- Problem details:
Spot each line in the records below where the word "accessibility" occurs, then copy it.

- Extracted entries:
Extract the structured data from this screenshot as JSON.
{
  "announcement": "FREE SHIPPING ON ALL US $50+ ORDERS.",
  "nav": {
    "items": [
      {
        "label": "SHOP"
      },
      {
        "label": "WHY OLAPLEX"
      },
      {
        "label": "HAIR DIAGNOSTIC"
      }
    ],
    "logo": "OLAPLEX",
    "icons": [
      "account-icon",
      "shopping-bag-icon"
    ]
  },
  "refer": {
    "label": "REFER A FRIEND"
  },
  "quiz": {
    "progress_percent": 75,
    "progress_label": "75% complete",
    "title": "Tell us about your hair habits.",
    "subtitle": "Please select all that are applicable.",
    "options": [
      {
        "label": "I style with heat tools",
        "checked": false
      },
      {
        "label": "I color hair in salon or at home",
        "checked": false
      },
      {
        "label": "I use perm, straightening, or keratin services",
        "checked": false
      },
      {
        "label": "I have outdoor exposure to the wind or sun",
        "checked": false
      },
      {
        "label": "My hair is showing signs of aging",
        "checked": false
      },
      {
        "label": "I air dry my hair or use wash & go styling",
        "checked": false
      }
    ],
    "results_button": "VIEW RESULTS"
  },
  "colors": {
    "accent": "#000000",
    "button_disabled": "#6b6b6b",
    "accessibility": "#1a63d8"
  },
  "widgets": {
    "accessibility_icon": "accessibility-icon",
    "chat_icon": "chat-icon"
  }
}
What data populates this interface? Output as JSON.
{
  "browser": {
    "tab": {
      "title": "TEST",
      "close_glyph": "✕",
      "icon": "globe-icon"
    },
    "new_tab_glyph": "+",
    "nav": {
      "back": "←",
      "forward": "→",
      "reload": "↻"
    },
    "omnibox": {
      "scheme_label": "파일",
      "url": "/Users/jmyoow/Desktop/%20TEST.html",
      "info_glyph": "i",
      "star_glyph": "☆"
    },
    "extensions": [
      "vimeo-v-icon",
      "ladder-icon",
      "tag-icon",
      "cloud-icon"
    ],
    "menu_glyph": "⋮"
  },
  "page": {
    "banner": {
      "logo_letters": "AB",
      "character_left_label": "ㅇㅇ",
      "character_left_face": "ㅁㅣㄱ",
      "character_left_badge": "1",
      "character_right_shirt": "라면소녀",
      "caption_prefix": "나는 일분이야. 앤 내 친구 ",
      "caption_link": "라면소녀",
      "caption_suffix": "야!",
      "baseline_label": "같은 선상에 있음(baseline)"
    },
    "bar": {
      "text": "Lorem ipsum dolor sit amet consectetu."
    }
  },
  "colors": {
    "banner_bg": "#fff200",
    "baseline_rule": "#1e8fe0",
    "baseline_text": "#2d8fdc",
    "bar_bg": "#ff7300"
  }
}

- Completed task:
    "accessibility": "#1a63d8"
    "accessibility_icon": "accessibility-icon",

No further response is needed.